■ Work instruction: Your output must match the records exactly, line for line.

[Provided records Boundary: Start]

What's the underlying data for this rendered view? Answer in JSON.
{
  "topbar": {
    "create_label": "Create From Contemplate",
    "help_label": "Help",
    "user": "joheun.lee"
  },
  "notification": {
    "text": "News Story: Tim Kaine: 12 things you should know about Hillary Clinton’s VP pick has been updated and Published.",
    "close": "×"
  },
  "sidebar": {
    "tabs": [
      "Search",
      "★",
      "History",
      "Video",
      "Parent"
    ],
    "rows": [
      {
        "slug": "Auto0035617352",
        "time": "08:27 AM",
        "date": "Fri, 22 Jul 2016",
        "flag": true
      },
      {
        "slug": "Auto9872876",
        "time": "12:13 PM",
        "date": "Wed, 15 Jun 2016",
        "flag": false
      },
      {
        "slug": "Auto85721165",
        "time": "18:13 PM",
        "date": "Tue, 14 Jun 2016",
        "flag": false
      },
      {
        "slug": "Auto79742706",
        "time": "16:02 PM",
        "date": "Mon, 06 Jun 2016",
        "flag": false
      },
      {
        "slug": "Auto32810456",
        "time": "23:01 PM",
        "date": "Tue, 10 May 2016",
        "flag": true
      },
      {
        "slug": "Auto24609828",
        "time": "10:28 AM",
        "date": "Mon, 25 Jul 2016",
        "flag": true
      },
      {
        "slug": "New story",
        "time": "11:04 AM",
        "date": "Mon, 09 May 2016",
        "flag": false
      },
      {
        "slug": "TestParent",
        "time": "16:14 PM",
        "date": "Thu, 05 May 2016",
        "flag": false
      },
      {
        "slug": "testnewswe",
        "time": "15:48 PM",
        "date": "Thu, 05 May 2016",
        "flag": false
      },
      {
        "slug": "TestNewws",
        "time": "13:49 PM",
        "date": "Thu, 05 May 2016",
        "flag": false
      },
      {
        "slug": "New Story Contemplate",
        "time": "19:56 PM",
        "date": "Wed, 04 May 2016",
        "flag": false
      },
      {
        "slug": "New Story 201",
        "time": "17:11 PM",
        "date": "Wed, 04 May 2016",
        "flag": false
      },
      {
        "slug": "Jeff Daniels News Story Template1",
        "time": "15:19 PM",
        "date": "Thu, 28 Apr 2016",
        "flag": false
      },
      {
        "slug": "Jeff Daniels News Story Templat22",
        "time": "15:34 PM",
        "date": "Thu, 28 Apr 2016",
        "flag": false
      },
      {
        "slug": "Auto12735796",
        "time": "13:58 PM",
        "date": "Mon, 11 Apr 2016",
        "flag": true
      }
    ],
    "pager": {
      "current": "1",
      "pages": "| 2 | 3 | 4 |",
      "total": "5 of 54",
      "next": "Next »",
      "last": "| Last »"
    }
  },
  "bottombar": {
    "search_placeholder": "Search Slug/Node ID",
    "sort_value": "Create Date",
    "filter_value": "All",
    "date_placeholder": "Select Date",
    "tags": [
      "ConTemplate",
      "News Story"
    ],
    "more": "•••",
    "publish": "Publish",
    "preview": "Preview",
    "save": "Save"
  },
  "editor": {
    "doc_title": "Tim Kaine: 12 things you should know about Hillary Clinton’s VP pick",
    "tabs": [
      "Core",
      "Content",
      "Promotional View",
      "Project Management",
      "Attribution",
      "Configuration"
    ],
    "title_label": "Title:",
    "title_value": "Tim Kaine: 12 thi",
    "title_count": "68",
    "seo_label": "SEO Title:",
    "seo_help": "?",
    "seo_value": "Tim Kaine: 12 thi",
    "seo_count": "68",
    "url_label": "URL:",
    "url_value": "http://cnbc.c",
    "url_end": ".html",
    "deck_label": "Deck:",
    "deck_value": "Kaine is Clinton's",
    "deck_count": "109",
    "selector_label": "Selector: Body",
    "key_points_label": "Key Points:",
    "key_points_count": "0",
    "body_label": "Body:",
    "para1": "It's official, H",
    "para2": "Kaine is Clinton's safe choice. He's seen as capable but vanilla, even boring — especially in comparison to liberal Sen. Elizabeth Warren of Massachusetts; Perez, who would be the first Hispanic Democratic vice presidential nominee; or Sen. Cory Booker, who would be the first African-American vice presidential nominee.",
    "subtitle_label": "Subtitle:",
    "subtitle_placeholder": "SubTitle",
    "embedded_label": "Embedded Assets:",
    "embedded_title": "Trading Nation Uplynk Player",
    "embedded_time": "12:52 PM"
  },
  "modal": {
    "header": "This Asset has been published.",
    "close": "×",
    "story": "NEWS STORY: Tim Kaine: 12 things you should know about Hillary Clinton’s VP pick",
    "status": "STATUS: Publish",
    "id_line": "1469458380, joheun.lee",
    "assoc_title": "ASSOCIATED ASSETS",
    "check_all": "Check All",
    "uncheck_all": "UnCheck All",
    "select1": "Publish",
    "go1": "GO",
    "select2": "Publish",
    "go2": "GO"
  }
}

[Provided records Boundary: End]

■ Task solution:
What's the underlying data for this rendered view? Answer in JSON.
{
  "topbar": {
    "create_label": "Create From Contemplate",
    "help_label": "Help",
    "user": "joheun.lee"
  },
  "notification": {
    "text": "News Story: Tim Kaine: 12 things you should know about Hillary Clinton’s VP pick has been updated and Published.",
    "close": "×"
  },
  "sidebar": {
    "tabs": [
      "Search",
      "★",
      "History",
      "Video",
      "Parent"
    ],
    "rows": [
      {
        "slug": "Auto0035617352",
        "time": "08:27 AM",
        "date": "Fri, 22 Jul 2016",
        "flag": true
      },
      {
        "slug": "Auto9872876",
        "time": "12:13 PM",
        "date": "Wed, 15 Jun 2016",
        "flag": false
      },
      {
        "slug": "Auto85721165",
        "time": "18:13 PM",
        "date": "Tue, 14 Jun 2016",
        "flag": false
      },
      {
        "slug": "Auto79742706",
        "time": "16:02 PM",
        "date": "Mon, 06 Jun 2016",
        "flag": false
      },
      {
        "slug": "Auto32810456",
        "time": "23:01 PM",
        "date": "Tue, 10 May 2016",
        "flag": true
      },
      {
        "slug": "Auto24609828",
        "time": "10:28 AM",
        "date": "Mon, 25 Jul 2016",
        "flag": true
      },
      {
        "slug": "New story",
        "time": "11:04 AM",
        "date": "Mon, 09 May 2016",
        "flag": false
      },
      {
        "slug": "TestParent",
        "time": "16:14 PM",
        "date": "Thu, 05 May 2016",
        "flag": false
      },
      {
        "slug": "testnewswe",
        "time": "15:48 PM",
        "date": "Thu, 05 May 2016",
        "flag": false
      },
      {
        "slug": "TestNewws",
        "time": "13:49 PM",
        "date": "Thu, 05 May 2016",
        "flag": false
      },
      {
        "slug": "New Story Contemplate",
        "time": "19:56 PM",
        "date": "Wed, 04 May 2016",
        "flag": false
      },
      {
        "slug": "New Story 201",
        "time": "17:11 PM",
        "date": "Wed, 04 May 2016",
        "flag": false
      },
      {
        "slug": "Jeff Daniels News Story Template1",
        "time": "15:19 PM",
        "date": "Thu, 28 Apr 2016",
        "flag": false
      },
      {
        "slug": "Jeff Daniels News Story Templat22",
        "time": "15:34 PM",
        "date": "Thu, 28 Apr 2016",
        "flag": false
      },
      {
        "slug": "Auto12735796",
        "time": "13:58 PM",
        "date": "Mon, 11 Apr 2016",
        "flag": true
      }
    ],
    "pager": {
      "current": "1",
      "pages": "| 2 | 3 | 4 |",
      "total": "5 of 54",
      "next": "Next »",
      "last": "| Last »"
    }
  },
  "bottombar": {
    "search_placeholder": "Search Slug/Node ID",
    "sort_value": "Create Date",
    "filter_value": "All",
    "date_placeholder": "Select Date",
    "tags": [
      "ConTemplate",
      "News Story"
    ],
    "more": "•••",
    "publish": "Publish",
    "preview": "Preview",
    "save": "Save"
  },
  "editor": {
    "doc_title": "Tim Kaine: 12 things you should know about Hillary Clinton’s VP pick",
    "tabs": [
      "Core",
      "Content",
      "Promotional View",
      "Project Management",
      "Attribution",
      "Configuration"
    ],
    "title_label": "Title:",
    "title_value": "Tim Kaine: 12 thi",
    "title_count": "68",
    "seo_label": "SEO Title:",
    "seo_help": "?",
    "seo_value": "Tim Kaine: 12 thi",
    "seo_count": "68",
    "url_label": "URL:",
    "url_value": "http://cnbc.c",
    "url_end": ".html",
    "deck_label": "Deck:",
    "deck_value": "Kaine is Clinton's",
    "deck_count": "109",
    "selector_label": "Selector: Body",
    "key_points_label": "Key Points:",
    "key_points_count": "0",
    "body_label": "Body:",
    "para1": "It's official, H",
    "para2": "Kaine is Clinton's safe choice. He's seen as capable but vanilla, even boring — especially in comparison to liberal Sen. Elizabeth Warren of Massachusetts; Perez, who would be the first Hispanic Democratic vice presidential nominee; or Sen. Cory Booker, who would be the first African-American vice presidential nominee.",
    "subtitle_label": "Subtitle:",
    "subtitle_placeholder": "SubTitle",
    "embedded_label": "Embedded Assets:",
    "embedded_title": "Trading Nation Uplynk Player",
    "embedded_time": "12:52 PM"
  },
  "modal": {
    "header": "This Asset has been published.",
    "close": "×",
    "story": "NEWS STORY: Tim Kaine: 12 things you should know about Hillary Clinton’s VP pick",
    "status": "STATUS: Publish",
    "id_line": "1469458380, joheun.lee",
    "assoc_title": "ASSOCIATED ASSETS",
    "check_all": "Check All",
    "uncheck_all": "UnCheck All",
    "select1": "Publish",
    "go1": "GO",
    "select2": "Publish",
    "go2": "GO"
  }
}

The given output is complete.